Providence Brain and Spine Institute
Providence St. Vincent Medical Center
Your support will enable people with neurological conditions to receive needed care. It will also propel research for better treatments – or better yet, cures.
Advance Neurological Care and Research
Having a neurological disorder is scary. Providence Brain and Spine Institute is dedicated to providing the best care to our patients and their families, and donors help us do more.
Doctors at Providence Brain and Spine Institute treat the most difficult afflictions of the human brain. As a clinical leader and research hub in the Pacific Northwest, we participate in clinical trials to discover new treatments and unlock the keys to cures. Generous donors accelerate this work, supporting opportunities for our doctors and researchers to bring the best treatments and healing to our patients.
Providence Brain and Spine Institute treats brain and skull base disorders, as well as stroke, peripheral nerve disorders, multiple sclerosis, Parkinson's disease, Alzheimer's disease, amyotrophic lateral sclerosis (ALS), epilepsy and pediatric neurological conditions. We need your support to help the thousands of patients we serve each year.
Donors fund groundbreaking research in the fields of multiple sclerosis, ALS, epilepsy and stroke. They fund advanced technology, wellness initiatives, behavioral health care and support for patients with complex neurological needs, regardless of their ability to pay.
Propel research into multiple sclerosis, stroke, epilepsy, ALS and other neurological conditions.
Advanced neurosurgical equipment
Purchase a state-of-the-art imaging surgery guidance system and a Kinevo surgical microscope to enhance care for patients needing brain surgery.
Support for patients with brain tumors
Ease the way for patients with brain tumors and their families by providing nutritional counseling and care coordination services not covered by insurance.
Providence MS Center 20th Anniversary
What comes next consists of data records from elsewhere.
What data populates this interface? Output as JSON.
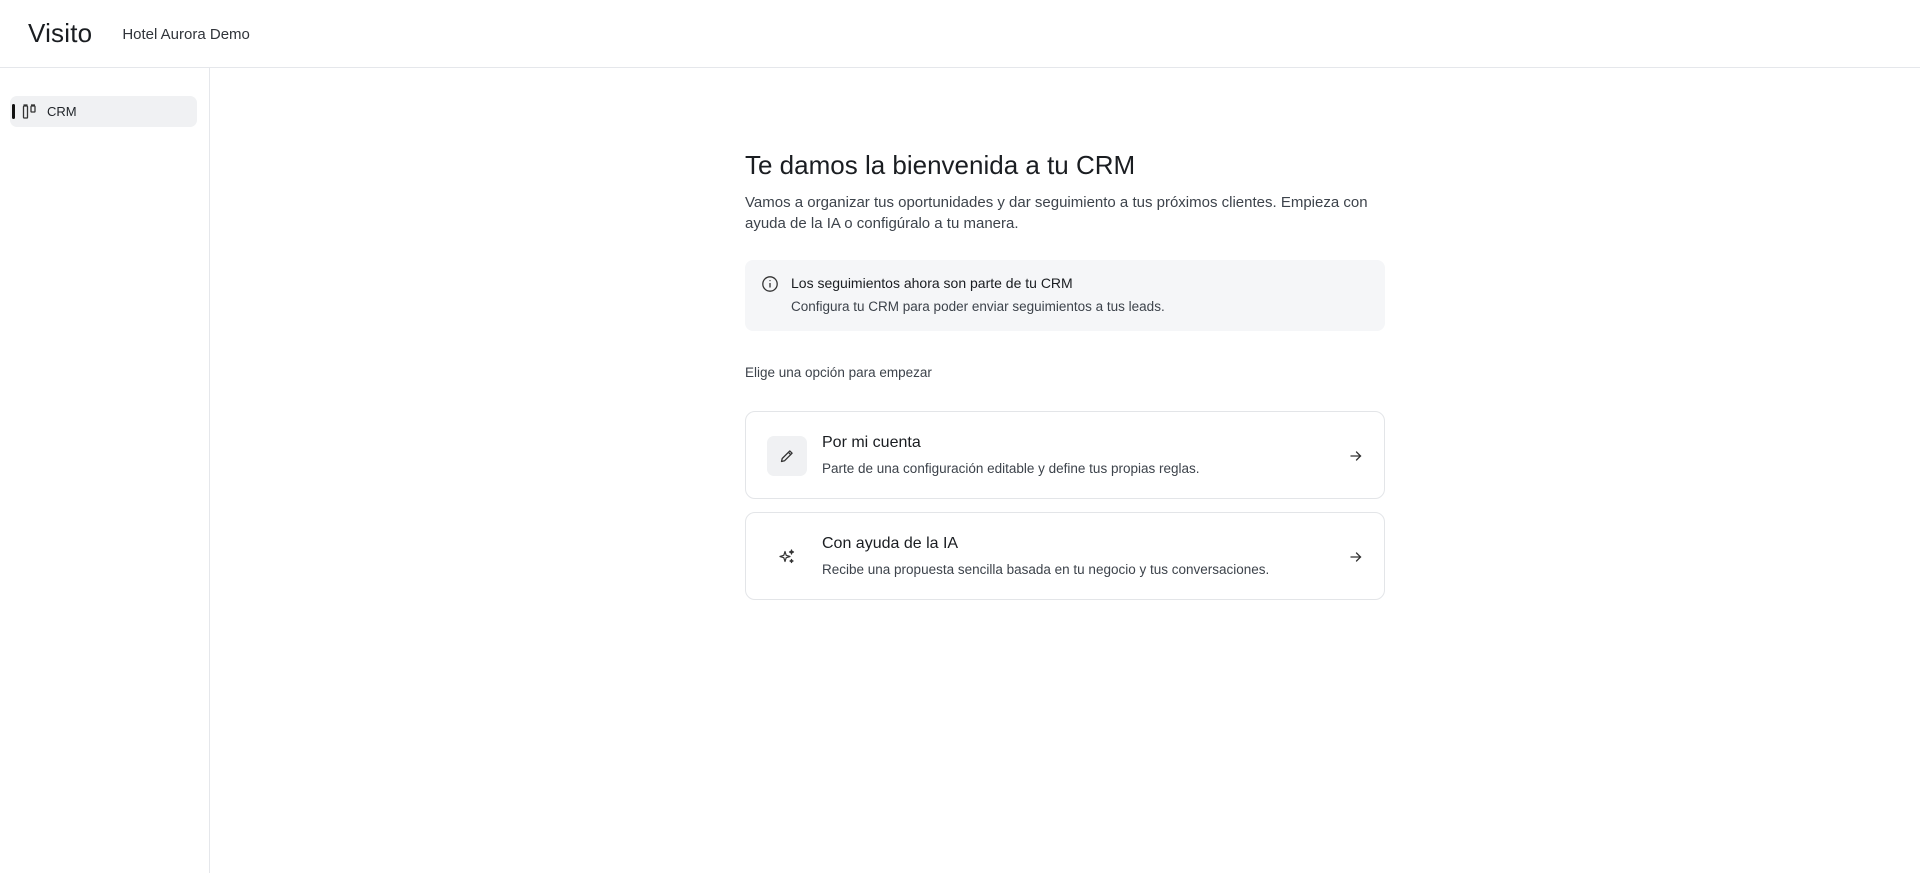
{
  "header": {
    "brand": "Visito",
    "workspace": "Hotel Aurora Demo"
  },
  "sidebar": {
    "items": [
      {
        "label": "CRM",
        "icon": "kanban-icon",
        "active": true
      }
    ]
  },
  "main": {
    "title": "Te damos la bienvenida a tu CRM",
    "subtitle": "Vamos a organizar tus oportunidades y dar seguimiento a tus próximos clientes. Empieza con ayuda de la IA o configúralo a tu manera.",
    "notice": {
      "icon": "info-icon",
      "title": "Los seguimientos ahora son parte de tu CRM",
      "text": "Configura tu CRM para poder enviar seguimientos a tus leads."
    },
    "choose_label": "Elige una opción para empezar",
    "options": [
      {
        "icon": "pencil-icon",
        "title": "Por mi cuenta",
        "description": "Parte de una configuración editable y define tus propias reglas."
      },
      {
        "icon": "sparkles-icon",
        "title": "Con ayuda de la IA",
        "description": "Recibe una propuesta sencilla basada en tu negocio y tus conversaciones."
      }
    ]
  }
}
Providence Multiple Sclerosis Center is celebrating 20 years of innovation and clinical care, thanks to your generous support. The center’s medical director, Stanley Cohan, M.D., Ph.D., says his team’s work can help shut down MS safely, predict who will get the disease, and use therapies guided by a patient’s genetic profile to provide individualized care.
Tremors stopped with deep brain stimulation
Jim Powell first noticed his left hand and wrist would move involuntarily. Then his left arm began to tremble. He was diagnosed with Parkinson’s disease in 2014. In early 2019, his neurologist, Elise Anderson, M.D., encouraged him to look into deep brain stimulation.
Your support allowed us to bring deep brain stimulation to Providence to help to patients like Jim. DBS uses a small device that looks like a pacemaker. It is placed under the skin in the chest and sends electrical signals to brain areas involved in Parkinson’s disease. Electrodes are placed deep in the brain and connected to the stimulator. These electrical signals prevent the abnormal brain messages that cause symptoms of Parkinson’s.Read More